┌──

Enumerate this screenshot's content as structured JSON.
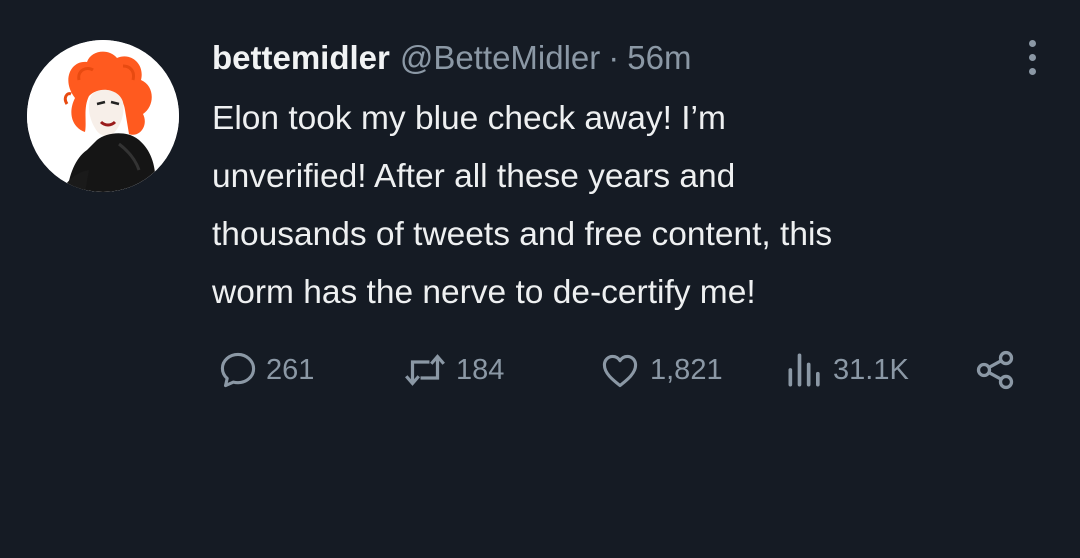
{
  "tweet": {
    "display_name": "bettemidler",
    "handle": "@BetteMidler",
    "separator": "·",
    "time": "56m",
    "text_lines": [
      "Elon took my blue check away! I’m",
      "unverified!  After all these years and",
      "thousands of tweets and free content, this",
      "worm has the nerve to de-certify me!"
    ],
    "avatar_icon": "avatar-illustration",
    "more_icon": "more-options-icon"
  },
  "actions": {
    "reply": {
      "icon": "reply-icon",
      "count": "261"
    },
    "retweet": {
      "icon": "retweet-icon",
      "count": "184"
    },
    "like": {
      "icon": "heart-icon",
      "count": "1,821"
    },
    "views": {
      "icon": "views-icon",
      "count": "31.1K"
    },
    "share": {
      "icon": "share-icon"
    }
  },
  "colors": {
    "background": "#151b24",
    "primary_text": "#e7e9ea",
    "secondary_text": "#8b98a5",
    "avatar_hair": "#ff5a1f"
  }
}
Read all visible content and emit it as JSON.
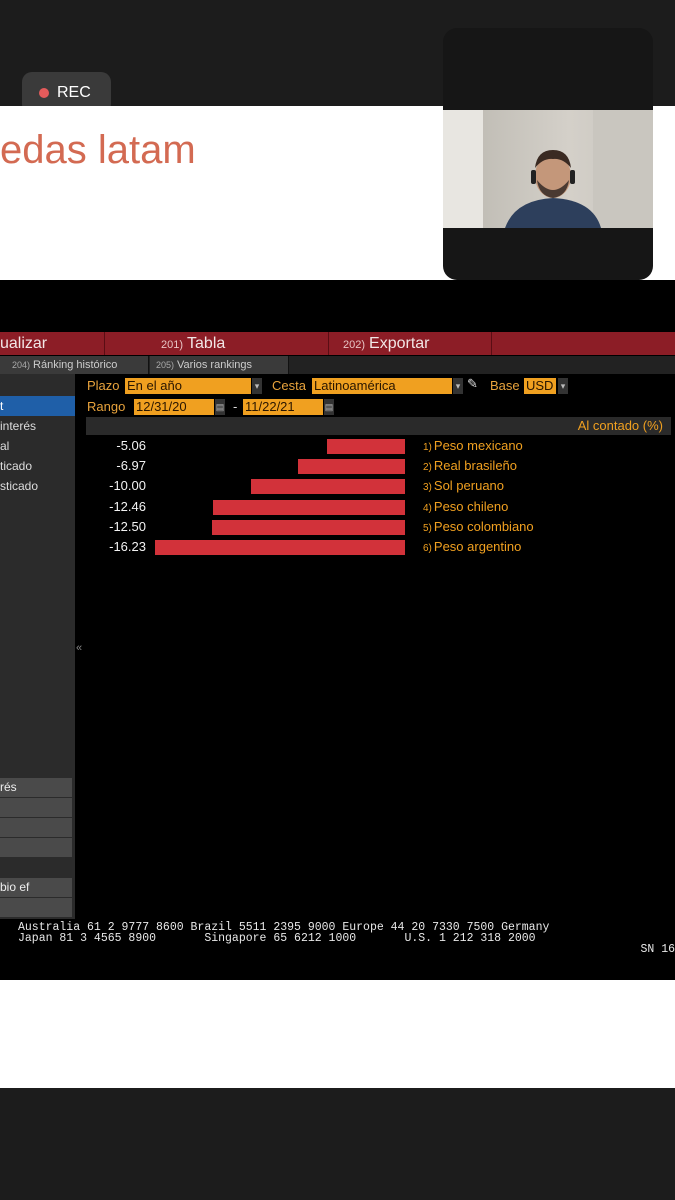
{
  "recording": {
    "label": "REC"
  },
  "slide": {
    "title": "edas latam"
  },
  "menubar": [
    {
      "label": "ualizar"
    },
    {
      "num": "201)",
      "label": "Tabla"
    },
    {
      "num": "202)",
      "label": "Exportar"
    }
  ],
  "tabs": [
    {
      "num": "204)",
      "label": "Ránking histórico"
    },
    {
      "num": "205)",
      "label": "Varios rankings"
    }
  ],
  "sidebar": {
    "items": [
      "t",
      "interés",
      "al",
      "ticado",
      "sticado"
    ],
    "selected_index": 0,
    "buttons": [
      "rés",
      "",
      "",
      "",
      "bio ef",
      ""
    ]
  },
  "filters": {
    "plazo_label": "Plazo",
    "plazo_value": "En el año",
    "cesta_label": "Cesta",
    "cesta_value": "Latinoamérica",
    "base_label": "Base",
    "base_value": "USD",
    "rango_label": "Rango",
    "rango_from": "12/31/20",
    "rango_sep": "-",
    "rango_to": "11/22/21"
  },
  "table": {
    "column_header": "Al contado (%)"
  },
  "chart_data": {
    "type": "bar",
    "orientation": "horizontal",
    "column_header": "Al contado (%)",
    "categories": [
      "Peso mexicano",
      "Real brasileño",
      "Sol peruano",
      "Peso chileno",
      "Peso colombiano",
      "Peso argentino"
    ],
    "ranks": [
      "1)",
      "2)",
      "3)",
      "4)",
      "5)",
      "6)"
    ],
    "values": [
      -5.06,
      -6.97,
      -10.0,
      -12.46,
      -12.5,
      -16.23
    ],
    "value_labels": [
      "-5.06",
      "-6.97",
      "-10.00",
      "-12.46",
      "-12.50",
      "-16.23"
    ],
    "bar_color": "#d2323a",
    "label_color": "#f0a020"
  },
  "footer": {
    "line1": "Australia 61 2 9777 8600 Brazil 5511 2395 9000 Europe 44 20 7330 7500 Germany",
    "line2": "Japan 81 3 4565 8900       Singapore 65 6212 1000       U.S. 1 212 318 2000",
    "line3": "SN 16"
  },
  "colors": {
    "accent_red": "#8c1d26",
    "amber": "#f0a020",
    "title_orange": "#d36a52"
  }
}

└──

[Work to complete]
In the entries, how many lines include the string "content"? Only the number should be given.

[Task response]
3